REQUIREMENT
Copy, from the entries below, each line in which the string "image" appears.

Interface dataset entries
■ ■ ■

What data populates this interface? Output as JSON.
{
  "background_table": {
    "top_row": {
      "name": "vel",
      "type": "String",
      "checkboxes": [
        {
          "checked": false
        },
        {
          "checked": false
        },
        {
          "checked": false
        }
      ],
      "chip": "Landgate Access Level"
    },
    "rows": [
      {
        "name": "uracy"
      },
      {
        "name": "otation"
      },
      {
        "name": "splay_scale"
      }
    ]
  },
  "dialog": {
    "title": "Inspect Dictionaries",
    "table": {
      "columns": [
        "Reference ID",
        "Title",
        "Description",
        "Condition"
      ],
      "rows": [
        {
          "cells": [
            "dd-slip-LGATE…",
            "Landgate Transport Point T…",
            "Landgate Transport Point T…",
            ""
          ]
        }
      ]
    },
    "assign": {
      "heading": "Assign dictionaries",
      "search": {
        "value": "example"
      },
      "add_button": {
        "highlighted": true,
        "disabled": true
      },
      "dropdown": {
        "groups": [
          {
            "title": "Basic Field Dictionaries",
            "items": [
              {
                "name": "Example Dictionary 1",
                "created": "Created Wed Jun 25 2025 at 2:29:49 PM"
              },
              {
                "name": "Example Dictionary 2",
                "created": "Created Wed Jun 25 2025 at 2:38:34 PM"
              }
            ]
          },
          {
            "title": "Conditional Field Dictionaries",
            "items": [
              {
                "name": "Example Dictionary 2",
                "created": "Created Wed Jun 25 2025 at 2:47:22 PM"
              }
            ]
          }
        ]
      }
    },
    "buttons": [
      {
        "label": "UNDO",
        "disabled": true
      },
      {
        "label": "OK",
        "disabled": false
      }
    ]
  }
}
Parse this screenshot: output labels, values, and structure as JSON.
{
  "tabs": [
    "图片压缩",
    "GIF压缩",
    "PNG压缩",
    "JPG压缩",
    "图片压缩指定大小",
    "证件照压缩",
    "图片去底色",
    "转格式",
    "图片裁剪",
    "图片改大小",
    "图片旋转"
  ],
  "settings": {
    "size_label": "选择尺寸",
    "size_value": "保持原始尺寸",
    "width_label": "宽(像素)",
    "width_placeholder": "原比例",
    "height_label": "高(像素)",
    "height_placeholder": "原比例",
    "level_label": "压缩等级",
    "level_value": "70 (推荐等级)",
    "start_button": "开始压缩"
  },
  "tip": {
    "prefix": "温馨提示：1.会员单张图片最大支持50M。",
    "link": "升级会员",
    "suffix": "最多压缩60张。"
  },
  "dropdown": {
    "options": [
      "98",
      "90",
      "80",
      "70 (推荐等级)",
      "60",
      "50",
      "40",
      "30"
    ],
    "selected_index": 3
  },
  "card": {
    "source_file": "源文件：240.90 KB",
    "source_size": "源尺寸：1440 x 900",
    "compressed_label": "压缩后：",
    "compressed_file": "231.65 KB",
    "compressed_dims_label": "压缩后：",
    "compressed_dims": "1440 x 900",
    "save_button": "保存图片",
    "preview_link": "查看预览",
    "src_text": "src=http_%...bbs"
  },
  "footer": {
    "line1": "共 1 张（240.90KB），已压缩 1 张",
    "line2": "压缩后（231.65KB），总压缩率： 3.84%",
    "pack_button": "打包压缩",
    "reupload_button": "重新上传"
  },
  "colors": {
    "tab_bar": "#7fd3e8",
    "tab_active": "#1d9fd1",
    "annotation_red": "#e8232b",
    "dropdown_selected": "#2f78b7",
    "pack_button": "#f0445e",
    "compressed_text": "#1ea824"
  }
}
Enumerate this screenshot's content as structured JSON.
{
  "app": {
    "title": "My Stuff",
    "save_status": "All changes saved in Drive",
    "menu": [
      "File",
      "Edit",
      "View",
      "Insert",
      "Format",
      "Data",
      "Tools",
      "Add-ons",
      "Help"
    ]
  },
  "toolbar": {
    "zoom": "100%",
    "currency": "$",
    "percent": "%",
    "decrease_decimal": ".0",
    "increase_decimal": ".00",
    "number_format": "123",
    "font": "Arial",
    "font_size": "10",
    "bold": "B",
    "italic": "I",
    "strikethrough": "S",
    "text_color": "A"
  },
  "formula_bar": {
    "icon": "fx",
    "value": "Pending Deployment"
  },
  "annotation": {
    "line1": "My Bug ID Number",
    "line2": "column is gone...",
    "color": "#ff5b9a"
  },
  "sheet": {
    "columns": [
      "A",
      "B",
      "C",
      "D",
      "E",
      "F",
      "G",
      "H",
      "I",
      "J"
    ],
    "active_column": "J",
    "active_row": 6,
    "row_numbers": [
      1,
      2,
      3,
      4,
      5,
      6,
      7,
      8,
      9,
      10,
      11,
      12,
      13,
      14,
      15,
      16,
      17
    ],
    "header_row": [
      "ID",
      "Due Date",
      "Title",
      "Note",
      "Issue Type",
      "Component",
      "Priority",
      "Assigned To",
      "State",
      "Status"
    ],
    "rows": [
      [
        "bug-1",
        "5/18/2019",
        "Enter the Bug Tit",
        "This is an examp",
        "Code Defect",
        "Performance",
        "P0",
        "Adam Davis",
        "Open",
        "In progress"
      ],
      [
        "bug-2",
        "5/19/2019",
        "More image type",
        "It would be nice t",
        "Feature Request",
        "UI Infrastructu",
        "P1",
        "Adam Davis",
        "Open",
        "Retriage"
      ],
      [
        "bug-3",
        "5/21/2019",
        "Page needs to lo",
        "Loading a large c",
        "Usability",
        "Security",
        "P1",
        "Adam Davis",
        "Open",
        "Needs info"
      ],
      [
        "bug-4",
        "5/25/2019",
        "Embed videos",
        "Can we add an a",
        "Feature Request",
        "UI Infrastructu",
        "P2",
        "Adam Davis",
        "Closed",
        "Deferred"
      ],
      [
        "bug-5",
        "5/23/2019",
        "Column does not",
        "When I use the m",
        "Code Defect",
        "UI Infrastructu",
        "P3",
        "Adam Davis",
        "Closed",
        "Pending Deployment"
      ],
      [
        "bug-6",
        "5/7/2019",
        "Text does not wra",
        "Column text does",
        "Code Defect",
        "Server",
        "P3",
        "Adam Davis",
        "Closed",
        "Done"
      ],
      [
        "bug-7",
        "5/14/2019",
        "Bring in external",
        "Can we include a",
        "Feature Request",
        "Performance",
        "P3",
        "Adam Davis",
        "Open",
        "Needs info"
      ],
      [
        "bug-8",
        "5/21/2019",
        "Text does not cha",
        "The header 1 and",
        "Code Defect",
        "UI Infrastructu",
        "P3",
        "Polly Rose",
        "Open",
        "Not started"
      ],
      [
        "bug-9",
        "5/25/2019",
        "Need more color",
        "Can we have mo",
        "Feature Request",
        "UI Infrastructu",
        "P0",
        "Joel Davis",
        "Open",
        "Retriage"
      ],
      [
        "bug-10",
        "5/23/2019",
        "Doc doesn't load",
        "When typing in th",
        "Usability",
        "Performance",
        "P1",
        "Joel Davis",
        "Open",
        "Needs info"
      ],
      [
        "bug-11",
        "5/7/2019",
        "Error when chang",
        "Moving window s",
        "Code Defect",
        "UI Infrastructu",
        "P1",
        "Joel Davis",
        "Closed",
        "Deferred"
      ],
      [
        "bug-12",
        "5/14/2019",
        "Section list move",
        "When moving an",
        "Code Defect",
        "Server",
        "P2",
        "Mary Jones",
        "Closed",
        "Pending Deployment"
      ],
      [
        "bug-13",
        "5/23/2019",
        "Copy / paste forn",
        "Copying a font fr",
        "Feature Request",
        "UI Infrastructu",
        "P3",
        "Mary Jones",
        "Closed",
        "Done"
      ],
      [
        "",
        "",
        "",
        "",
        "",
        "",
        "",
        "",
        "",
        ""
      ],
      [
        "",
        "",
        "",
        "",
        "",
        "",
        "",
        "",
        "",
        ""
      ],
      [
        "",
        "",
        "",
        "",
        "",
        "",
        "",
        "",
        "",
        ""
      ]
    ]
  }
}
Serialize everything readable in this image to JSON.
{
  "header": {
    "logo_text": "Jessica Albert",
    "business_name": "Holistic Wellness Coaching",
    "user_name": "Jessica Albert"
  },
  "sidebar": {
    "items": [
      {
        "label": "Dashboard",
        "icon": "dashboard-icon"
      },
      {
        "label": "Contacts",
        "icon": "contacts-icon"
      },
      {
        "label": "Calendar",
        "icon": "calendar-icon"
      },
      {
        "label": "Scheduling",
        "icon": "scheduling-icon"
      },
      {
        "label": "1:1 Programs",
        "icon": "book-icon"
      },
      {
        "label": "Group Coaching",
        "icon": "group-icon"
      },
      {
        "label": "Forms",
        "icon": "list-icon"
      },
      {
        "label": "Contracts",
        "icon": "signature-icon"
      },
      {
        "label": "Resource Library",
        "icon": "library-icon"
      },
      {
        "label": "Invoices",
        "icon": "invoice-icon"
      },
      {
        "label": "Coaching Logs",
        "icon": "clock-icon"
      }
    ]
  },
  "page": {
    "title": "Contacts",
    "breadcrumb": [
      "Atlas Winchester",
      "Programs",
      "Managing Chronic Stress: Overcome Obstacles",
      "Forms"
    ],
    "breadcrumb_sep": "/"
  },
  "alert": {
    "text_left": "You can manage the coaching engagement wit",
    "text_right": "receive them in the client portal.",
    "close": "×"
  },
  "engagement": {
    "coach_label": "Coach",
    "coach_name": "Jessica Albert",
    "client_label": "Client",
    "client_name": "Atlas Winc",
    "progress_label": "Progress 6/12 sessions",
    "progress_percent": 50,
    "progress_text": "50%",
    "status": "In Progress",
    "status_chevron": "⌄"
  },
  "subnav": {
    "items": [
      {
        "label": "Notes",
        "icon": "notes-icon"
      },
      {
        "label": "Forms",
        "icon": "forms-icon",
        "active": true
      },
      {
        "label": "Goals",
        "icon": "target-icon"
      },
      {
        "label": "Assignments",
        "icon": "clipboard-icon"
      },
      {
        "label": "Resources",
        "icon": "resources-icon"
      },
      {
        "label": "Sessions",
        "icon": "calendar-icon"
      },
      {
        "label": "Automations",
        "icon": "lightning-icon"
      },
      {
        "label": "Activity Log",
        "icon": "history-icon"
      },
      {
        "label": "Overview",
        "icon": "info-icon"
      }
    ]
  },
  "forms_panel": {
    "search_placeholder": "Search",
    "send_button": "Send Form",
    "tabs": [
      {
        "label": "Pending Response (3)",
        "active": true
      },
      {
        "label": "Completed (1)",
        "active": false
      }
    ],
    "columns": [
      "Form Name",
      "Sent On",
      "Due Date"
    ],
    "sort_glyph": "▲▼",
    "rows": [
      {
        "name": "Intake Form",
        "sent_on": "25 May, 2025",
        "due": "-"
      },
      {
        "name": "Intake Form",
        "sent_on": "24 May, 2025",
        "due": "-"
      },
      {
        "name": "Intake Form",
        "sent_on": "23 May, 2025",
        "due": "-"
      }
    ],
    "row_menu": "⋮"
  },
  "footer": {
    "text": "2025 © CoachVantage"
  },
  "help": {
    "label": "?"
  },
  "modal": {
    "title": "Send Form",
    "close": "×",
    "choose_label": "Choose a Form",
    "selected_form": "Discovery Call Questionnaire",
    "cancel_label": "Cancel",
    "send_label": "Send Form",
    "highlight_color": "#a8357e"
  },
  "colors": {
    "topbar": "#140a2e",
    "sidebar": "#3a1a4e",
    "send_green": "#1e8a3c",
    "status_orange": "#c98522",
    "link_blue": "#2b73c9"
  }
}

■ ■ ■

SOLUTION FOR THIS PROBLEM
        "More image type",
Serialize everything readable in this image to JSON.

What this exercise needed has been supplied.